Segment Start: Data to use

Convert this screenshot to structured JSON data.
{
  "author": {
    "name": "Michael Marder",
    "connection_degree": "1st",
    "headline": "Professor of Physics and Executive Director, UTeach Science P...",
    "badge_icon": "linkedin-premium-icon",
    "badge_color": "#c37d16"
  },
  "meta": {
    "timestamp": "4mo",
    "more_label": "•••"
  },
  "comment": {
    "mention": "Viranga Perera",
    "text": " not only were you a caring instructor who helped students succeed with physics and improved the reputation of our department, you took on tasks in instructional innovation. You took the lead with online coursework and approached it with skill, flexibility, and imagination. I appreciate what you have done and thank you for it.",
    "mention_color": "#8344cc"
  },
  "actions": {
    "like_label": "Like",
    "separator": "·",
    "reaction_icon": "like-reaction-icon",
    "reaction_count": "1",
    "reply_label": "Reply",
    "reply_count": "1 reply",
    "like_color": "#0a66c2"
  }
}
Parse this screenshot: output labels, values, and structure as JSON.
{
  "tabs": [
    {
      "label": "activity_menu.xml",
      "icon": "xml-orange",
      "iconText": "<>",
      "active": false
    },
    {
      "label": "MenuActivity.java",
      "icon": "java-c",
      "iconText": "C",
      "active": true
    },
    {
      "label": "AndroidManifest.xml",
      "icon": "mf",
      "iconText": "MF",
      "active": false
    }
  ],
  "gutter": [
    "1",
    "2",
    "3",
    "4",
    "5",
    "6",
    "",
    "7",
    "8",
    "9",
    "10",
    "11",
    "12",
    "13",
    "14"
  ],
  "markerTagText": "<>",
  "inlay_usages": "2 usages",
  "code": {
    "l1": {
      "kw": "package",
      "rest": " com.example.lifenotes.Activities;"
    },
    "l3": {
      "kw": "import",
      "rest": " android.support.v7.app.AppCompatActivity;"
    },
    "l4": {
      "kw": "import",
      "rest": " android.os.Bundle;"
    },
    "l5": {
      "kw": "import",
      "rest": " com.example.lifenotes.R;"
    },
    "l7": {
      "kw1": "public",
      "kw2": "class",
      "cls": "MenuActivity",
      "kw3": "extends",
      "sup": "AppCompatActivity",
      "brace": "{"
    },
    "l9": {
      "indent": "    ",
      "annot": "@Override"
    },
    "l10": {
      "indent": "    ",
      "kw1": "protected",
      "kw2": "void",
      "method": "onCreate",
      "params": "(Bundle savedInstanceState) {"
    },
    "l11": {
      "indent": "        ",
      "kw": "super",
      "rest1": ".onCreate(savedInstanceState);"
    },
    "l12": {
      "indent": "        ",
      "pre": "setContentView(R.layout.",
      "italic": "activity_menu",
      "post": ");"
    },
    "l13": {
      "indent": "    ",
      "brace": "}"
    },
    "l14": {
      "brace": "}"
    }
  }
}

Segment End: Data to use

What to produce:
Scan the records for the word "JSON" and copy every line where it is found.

Reply:
Convert this screenshot to structured JSON data.
Parse this screenshot: output labels, values, and structure as JSON.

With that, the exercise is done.